What this task involves | Line by line, give the data again exactly as it appears.

Saved data entries |

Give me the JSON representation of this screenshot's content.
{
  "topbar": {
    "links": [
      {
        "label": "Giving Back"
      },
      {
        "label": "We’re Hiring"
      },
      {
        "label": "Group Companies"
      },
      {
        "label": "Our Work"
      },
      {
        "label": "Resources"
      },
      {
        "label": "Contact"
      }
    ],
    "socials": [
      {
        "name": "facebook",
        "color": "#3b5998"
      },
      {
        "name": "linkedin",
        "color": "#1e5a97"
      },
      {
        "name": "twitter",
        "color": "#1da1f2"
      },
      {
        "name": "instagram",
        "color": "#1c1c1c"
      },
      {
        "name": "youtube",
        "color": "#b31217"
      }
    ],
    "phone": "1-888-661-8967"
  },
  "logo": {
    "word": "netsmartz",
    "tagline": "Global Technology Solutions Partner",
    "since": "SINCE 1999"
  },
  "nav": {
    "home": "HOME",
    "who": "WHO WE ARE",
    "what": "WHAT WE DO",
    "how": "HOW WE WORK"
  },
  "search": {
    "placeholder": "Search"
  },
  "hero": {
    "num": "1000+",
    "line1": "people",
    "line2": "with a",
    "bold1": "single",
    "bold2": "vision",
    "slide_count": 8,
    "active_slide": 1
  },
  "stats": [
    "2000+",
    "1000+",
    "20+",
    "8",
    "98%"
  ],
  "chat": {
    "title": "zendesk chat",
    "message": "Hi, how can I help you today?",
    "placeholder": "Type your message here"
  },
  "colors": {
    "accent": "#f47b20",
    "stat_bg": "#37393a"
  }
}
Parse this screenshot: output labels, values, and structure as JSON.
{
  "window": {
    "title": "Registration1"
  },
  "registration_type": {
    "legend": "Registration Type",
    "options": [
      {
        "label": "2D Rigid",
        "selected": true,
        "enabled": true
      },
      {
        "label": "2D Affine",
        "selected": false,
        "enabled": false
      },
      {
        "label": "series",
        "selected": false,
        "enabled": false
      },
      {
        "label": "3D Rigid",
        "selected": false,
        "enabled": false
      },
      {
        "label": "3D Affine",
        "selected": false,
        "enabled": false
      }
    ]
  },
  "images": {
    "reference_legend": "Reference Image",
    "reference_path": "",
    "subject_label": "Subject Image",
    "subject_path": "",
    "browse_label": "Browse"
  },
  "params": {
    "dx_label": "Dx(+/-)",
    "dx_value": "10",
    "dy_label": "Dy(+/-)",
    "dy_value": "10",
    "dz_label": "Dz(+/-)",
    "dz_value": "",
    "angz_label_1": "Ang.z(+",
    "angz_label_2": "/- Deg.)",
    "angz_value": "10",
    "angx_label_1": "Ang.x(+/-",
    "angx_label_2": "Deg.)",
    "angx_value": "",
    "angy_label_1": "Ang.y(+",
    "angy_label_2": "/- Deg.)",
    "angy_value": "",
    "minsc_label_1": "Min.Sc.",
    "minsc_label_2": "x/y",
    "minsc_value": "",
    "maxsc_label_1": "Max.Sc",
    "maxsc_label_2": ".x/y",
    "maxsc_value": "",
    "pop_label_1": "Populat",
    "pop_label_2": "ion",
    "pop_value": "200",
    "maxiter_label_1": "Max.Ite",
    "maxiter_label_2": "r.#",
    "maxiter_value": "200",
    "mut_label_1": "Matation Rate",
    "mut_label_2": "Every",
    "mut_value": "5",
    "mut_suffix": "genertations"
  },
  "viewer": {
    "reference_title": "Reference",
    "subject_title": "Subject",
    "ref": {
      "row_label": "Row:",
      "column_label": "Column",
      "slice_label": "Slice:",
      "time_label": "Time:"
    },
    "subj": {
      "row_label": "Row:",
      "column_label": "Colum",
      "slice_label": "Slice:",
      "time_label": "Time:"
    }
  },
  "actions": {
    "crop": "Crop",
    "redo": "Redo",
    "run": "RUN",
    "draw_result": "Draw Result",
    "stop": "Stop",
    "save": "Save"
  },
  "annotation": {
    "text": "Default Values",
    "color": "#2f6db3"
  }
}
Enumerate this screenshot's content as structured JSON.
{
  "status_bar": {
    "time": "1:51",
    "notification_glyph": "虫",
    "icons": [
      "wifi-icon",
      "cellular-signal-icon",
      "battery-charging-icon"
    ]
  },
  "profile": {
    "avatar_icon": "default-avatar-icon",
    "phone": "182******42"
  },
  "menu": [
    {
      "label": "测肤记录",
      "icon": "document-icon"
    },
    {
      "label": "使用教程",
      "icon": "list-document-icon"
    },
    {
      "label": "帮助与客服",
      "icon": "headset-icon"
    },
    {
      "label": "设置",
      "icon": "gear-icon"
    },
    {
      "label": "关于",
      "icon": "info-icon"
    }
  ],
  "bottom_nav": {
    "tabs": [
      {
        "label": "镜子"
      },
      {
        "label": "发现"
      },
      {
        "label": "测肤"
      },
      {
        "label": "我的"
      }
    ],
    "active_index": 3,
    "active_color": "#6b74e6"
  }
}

Answer section |
Give me the JSON representation of this screenshot's content.
{
  "topbar": {
    "links": [
      {
        "label": "Giving Back"
      },
      {
        "label": "We’re Hiring"
      },
      {
        "label": "Group Companies"
      },
      {
        "label": "Our Work"
      },
      {
        "label": "Resources"
      },
      {
        "label": "Contact"
      }
    ],
    "socials": [
      {
        "name": "facebook",
        "color": "#3b5998"
      },
      {
        "name": "linkedin",
        "color": "#1e5a97"
      },
      {
        "name": "twitter",
        "color": "#1da1f2"
      },
      {
        "name": "instagram",
        "color": "#1c1c1c"
      },
      {
        "name": "youtube",
        "color": "#b31217"
      }
    ],
    "phone": "1-888-661-8967"
  },
  "logo": {
    "word": "netsmartz",
    "tagline": "Global Technology Solutions Partner",
    "since": "SINCE 1999"
  },
  "nav": {
    "home": "HOME",
    "who": "WHO WE ARE",
    "what": "WHAT WE DO",
    "how": "HOW WE WORK"
  },
  "search": {
    "placeholder": "Search"
  },
  "hero": {
    "num": "1000+",
    "line1": "people",
    "line2": "with a",
    "bold1": "single",
    "bold2": "vision",
    "slide_count": 8,
    "active_slide": 1
  },
  "stats": [
    "2000+",
    "1000+",
    "20+",
    "8",
    "98%"
  ],
  "chat": {
    "title": "zendesk chat",
    "message": "Hi, how can I help you today?",
    "placeholder": "Type your message here"
  },
  "colors": {
    "accent": "#f47b20",
    "stat_bg": "#37393a"
  }
}
Parse this screenshot: output labels, values, and structure as JSON.
{
  "window": {
    "title": "Registration1"
  },
  "registration_type": {
    "legend": "Registration Type",
    "options": [
      {
        "label": "2D Rigid",
        "selected": true,
        "enabled": true
      },
      {
        "label": "2D Affine",
        "selected": false,
        "enabled": false
      },
      {
        "label": "series",
        "selected": false,
        "enabled": false
      },
      {
        "label": "3D Rigid",
        "selected": false,
        "enabled": false
      },
      {
        "label": "3D Affine",
        "selected": false,
        "enabled": false
      }
    ]
  },
  "images": {
    "reference_legend": "Reference Image",
    "reference_path": "",
    "subject_label": "Subject Image",
    "subject_path": "",
    "browse_label": "Browse"
  },
  "params": {
    "dx_label": "Dx(+/-)",
    "dx_value": "10",
    "dy_label": "Dy(+/-)",
    "dy_value": "10",
    "dz_label": "Dz(+/-)",
    "dz_value": "",
    "angz_label_1": "Ang.z(+",
    "angz_label_2": "/- Deg.)",
    "angz_value": "10",
    "angx_label_1": "Ang.x(+/-",
    "angx_label_2": "Deg.)",
    "angx_value": "",
    "angy_label_1": "Ang.y(+",
    "angy_label_2": "/- Deg.)",
    "angy_value": "",
    "minsc_label_1": "Min.Sc.",
    "minsc_label_2": "x/y",
    "minsc_value": "",
    "maxsc_label_1": "Max.Sc",
    "maxsc_label_2": ".x/y",
    "maxsc_value": "",
    "pop_label_1": "Populat",
    "pop_label_2": "ion",
    "pop_value": "200",
    "maxiter_label_1": "Max.Ite",
    "maxiter_label_2": "r.#",
    "maxiter_value": "200",
    "mut_label_1": "Matation Rate",
    "mut_label_2": "Every",
    "mut_value": "5",
    "mut_suffix": "genertations"
  },
  "viewer": {
    "reference_title": "Reference",
    "subject_title": "Subject",
    "ref": {
      "row_label": "Row:",
      "column_label": "Column",
      "slice_label": "Slice:",
      "time_label": "Time:"
    },
    "subj": {
      "row_label": "Row:",
      "column_label": "Colum",
      "slice_label": "Slice:",
      "time_label": "Time:"
    }
  },
  "actions": {
    "crop": "Crop",
    "redo": "Redo",
    "run": "RUN",
    "draw_result": "Draw Result",
    "stop": "Stop",
    "save": "Save"
  },
  "annotation": {
    "text": "Default Values",
    "color": "#2f6db3"
  }
}
Enumerate this screenshot's content as structured JSON.
{
  "status_bar": {
    "time": "1:51",
    "notification_glyph": "虫",
    "icons": [
      "wifi-icon",
      "cellular-signal-icon",
      "battery-charging-icon"
    ]
  },
  "profile": {
    "avatar_icon": "default-avatar-icon",
    "phone": "182******42"
  },
  "menu": [
    {
      "label": "测肤记录",
      "icon": "document-icon"
    },
    {
      "label": "使用教程",
      "icon": "list-document-icon"
    },
    {
      "label": "帮助与客服",
      "icon": "headset-icon"
    },
    {
      "label": "设置",
      "icon": "gear-icon"
    },
    {
      "label": "关于",
      "icon": "info-icon"
    }
  ],
  "bottom_nav": {
    "tabs": [
      {
        "label": "镜子"
      },
      {
        "label": "发现"
      },
      {
        "label": "测肤"
      },
      {
        "label": "我的"
      }
    ],
    "active_index": 3,
    "active_color": "#6b74e6"
  }
}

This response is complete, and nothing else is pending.